*Task requirements*
Where a line of the data below has the string "avatar", copy that line.

▼

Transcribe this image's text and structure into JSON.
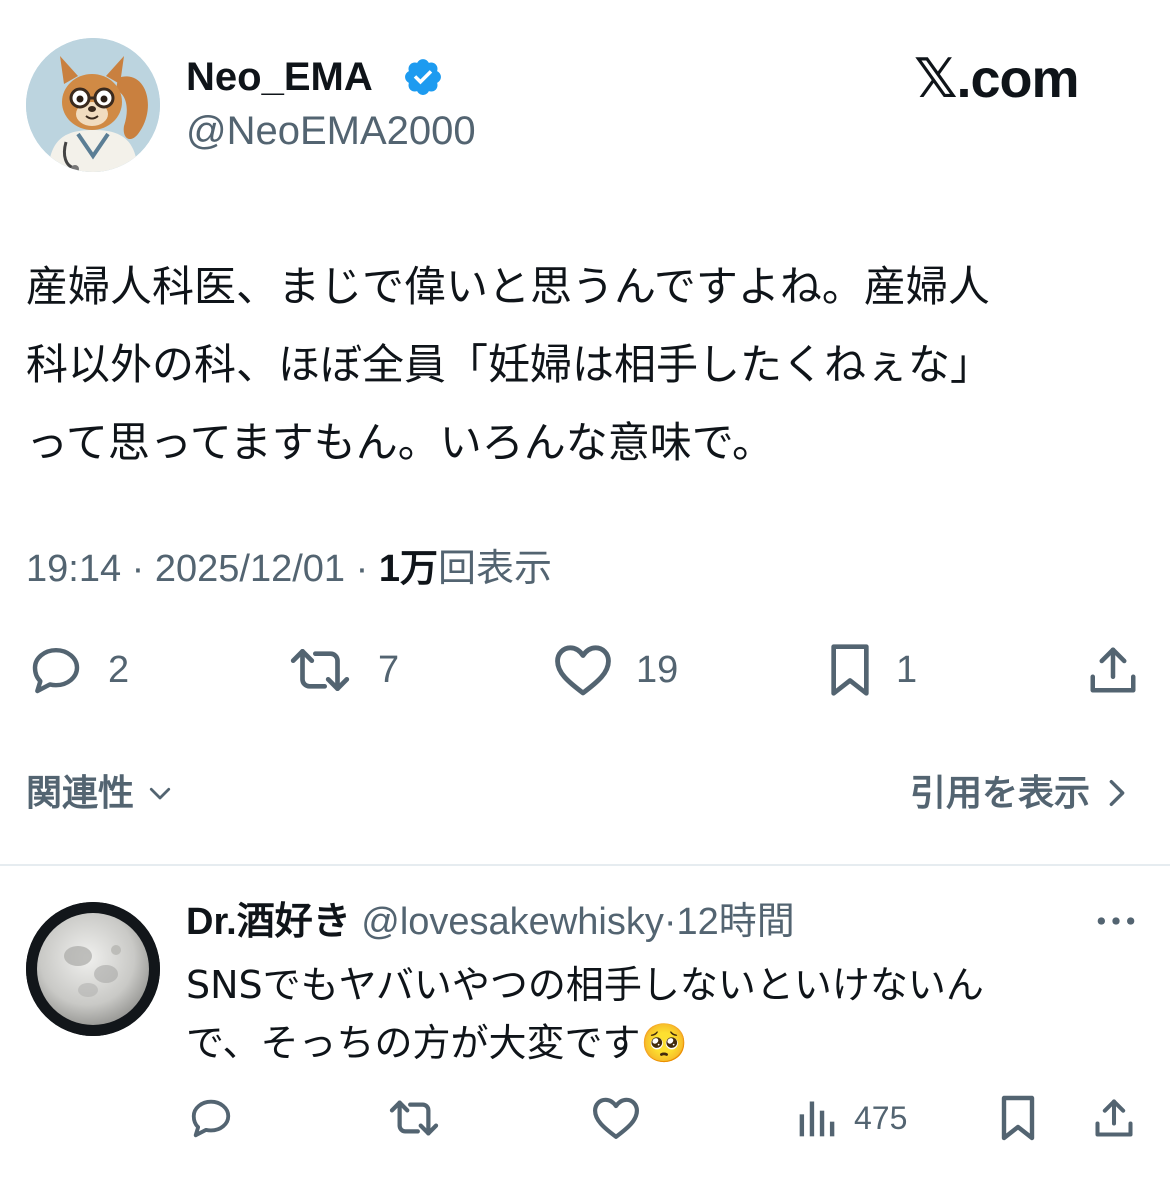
{
  "header": {
    "display_name": "Neo_EMA",
    "handle": "@NeoEMA2000",
    "brand": "𝕏.com",
    "avatar_icon": "squirrel-doctor-avatar",
    "verified_icon": "verified-badge-icon",
    "verified_color": "#1d9bf0"
  },
  "tweet": {
    "text": "産婦人科医、まじで偉いと思うんですよね。産婦人\n科以外の科、ほぼ全員「妊婦は相手したくねぇな」\nって思ってますもん。いろんな意味で。",
    "time": "19:14",
    "date": "2025/12/01",
    "views_number": "1万",
    "views_label": "回表示",
    "separator": "·"
  },
  "actions": {
    "reply_count": "2",
    "retweet_count": "7",
    "like_count": "19",
    "bookmark_count": "1"
  },
  "footer": {
    "related_label": "関連性",
    "quotes_label": "引用を表示"
  },
  "reply": {
    "name": "Dr.酒好き",
    "handle": "@lovesakewhisky",
    "separator": "·",
    "time": "12時間",
    "text": "SNSでもヤバいやつの相手しないといけないん\nで、そっちの方が大変です",
    "emoji": "🥺",
    "views_count": "475",
    "avatar_icon": "moon-avatar"
  }
}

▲

*Reply*
    "avatar_icon": "squirrel-doctor-avatar",
    "avatar_icon": "moon-avatar"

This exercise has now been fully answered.